Task item -> Collect all lines from the records below that include the word "body".

Dataset entries

################

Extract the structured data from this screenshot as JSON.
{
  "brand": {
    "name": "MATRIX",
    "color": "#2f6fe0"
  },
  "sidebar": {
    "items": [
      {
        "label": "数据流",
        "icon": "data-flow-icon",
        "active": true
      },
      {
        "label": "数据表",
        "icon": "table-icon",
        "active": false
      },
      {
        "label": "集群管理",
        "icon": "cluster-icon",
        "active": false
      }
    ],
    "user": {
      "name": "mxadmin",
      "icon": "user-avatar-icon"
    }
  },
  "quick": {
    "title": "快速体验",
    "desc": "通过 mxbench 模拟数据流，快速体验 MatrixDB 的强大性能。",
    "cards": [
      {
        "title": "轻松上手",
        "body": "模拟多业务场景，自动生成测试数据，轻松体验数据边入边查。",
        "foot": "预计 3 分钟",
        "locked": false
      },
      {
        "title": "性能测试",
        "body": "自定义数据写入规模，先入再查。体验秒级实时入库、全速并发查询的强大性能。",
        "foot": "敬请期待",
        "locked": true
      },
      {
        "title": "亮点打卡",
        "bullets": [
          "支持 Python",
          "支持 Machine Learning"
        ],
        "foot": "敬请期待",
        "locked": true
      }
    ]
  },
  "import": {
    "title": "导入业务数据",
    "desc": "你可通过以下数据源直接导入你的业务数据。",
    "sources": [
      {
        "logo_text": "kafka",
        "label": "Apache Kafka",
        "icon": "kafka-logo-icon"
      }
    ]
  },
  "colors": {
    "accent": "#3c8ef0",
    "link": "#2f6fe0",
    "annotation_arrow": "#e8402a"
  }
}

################

Response area ->
        "body": "模拟多业务场景，自动生成测试数据，轻松体验数据边入边查。",
        "body": "自定义数据写入规模，先入再查。体验秒级实时入库、全速并发查询的强大性能。",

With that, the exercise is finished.